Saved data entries
--- START ---

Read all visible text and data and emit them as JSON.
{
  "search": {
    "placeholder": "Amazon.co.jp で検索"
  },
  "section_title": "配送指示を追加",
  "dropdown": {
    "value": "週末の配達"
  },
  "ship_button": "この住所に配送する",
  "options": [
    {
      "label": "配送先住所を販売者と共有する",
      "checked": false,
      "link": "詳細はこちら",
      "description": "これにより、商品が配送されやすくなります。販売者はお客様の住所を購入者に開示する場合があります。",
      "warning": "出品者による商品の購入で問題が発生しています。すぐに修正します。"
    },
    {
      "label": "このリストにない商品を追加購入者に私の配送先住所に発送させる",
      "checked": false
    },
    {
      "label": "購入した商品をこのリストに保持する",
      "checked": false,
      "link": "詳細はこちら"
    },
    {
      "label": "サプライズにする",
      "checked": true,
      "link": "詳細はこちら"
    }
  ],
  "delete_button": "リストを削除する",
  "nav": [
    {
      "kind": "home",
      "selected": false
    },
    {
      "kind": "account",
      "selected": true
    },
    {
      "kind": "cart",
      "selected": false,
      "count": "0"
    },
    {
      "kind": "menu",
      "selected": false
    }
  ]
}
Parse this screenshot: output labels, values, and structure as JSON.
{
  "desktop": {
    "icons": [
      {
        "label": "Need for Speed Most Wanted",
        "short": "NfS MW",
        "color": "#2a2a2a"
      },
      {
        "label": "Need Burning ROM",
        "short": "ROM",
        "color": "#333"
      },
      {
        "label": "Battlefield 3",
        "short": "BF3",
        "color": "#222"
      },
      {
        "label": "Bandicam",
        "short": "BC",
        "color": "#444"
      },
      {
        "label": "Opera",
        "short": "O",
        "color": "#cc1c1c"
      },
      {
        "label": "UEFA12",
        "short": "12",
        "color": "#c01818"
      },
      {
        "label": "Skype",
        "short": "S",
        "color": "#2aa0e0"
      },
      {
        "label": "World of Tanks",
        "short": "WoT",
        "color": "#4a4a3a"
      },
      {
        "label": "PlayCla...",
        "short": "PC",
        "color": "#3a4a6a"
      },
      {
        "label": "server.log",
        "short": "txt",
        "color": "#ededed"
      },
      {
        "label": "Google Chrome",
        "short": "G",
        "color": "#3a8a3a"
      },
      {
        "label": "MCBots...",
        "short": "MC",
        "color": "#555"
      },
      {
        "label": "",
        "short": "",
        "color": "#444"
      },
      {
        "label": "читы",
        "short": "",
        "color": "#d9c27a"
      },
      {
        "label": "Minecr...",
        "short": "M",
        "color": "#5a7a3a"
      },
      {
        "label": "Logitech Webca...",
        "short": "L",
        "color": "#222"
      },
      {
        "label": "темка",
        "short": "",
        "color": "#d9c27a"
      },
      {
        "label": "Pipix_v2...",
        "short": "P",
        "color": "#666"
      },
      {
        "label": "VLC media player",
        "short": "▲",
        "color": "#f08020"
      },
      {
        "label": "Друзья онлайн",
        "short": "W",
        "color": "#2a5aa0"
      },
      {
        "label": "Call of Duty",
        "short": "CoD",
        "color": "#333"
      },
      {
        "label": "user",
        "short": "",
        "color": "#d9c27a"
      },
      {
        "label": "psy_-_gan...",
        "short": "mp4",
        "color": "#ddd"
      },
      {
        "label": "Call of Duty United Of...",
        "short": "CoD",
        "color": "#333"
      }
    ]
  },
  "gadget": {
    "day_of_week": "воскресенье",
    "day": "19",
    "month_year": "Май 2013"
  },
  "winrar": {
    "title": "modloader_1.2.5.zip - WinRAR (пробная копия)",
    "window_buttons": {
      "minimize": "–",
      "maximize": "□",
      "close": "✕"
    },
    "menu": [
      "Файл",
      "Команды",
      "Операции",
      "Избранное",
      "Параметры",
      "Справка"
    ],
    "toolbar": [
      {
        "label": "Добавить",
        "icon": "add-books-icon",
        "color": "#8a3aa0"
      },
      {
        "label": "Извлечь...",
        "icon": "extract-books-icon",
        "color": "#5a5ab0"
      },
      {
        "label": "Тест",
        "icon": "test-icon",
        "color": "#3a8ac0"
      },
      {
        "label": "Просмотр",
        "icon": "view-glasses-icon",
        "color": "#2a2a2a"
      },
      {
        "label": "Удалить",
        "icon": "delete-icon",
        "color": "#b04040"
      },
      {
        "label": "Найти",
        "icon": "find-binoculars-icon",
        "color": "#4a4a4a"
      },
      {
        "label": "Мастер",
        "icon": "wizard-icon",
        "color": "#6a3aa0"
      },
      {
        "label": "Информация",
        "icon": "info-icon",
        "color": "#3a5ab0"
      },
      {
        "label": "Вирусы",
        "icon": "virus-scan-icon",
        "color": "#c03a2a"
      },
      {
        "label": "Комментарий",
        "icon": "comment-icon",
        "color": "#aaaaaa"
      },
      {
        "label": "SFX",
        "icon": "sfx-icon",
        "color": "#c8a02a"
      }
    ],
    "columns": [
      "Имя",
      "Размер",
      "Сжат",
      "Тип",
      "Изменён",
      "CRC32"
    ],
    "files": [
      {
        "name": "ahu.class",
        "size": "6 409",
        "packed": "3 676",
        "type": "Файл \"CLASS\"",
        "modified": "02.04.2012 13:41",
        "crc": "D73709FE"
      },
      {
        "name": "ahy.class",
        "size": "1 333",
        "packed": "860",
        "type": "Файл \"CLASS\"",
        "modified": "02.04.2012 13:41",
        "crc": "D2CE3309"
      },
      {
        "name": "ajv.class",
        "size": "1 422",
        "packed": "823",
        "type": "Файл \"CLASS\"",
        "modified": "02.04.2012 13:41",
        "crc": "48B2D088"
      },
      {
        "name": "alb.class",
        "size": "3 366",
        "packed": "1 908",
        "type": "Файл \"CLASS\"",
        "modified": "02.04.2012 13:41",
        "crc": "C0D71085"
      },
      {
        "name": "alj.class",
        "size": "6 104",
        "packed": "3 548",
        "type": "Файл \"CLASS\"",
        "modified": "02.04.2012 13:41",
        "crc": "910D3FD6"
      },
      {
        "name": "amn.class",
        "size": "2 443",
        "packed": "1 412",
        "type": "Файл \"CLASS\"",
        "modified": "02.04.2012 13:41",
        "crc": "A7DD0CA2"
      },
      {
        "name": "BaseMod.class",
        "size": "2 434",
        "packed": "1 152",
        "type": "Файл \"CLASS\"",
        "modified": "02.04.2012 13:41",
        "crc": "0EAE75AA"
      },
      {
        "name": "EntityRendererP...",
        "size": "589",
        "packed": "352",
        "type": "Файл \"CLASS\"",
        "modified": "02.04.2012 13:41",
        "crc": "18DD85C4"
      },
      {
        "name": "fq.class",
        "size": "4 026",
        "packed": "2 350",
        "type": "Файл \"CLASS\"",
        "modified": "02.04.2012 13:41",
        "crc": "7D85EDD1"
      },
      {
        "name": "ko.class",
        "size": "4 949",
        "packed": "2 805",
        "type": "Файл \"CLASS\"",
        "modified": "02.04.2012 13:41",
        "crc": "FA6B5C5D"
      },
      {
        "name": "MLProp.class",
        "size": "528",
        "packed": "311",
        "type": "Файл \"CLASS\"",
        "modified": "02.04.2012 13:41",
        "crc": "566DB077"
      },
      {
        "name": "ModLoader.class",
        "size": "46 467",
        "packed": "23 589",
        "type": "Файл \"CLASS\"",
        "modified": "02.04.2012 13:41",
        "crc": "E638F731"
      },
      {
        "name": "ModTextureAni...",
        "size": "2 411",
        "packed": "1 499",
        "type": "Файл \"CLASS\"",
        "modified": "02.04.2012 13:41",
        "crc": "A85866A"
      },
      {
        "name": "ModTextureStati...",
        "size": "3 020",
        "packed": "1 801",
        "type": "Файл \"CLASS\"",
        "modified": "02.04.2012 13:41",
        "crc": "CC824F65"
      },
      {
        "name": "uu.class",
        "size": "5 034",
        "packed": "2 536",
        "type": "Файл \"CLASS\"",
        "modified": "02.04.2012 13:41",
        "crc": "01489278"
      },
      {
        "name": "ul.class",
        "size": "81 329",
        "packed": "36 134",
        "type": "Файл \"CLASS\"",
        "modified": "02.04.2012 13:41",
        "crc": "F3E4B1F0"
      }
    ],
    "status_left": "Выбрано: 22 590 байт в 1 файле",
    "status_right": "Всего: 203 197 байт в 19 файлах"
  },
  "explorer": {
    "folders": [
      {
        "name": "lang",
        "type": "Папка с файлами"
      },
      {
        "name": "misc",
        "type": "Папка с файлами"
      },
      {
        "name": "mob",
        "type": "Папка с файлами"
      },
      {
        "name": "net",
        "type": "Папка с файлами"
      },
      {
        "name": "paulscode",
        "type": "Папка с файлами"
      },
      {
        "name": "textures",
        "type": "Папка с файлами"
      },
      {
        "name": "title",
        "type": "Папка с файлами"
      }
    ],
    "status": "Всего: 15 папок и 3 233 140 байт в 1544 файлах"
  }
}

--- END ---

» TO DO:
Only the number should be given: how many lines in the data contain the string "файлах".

» WRITTEN REPLY:
2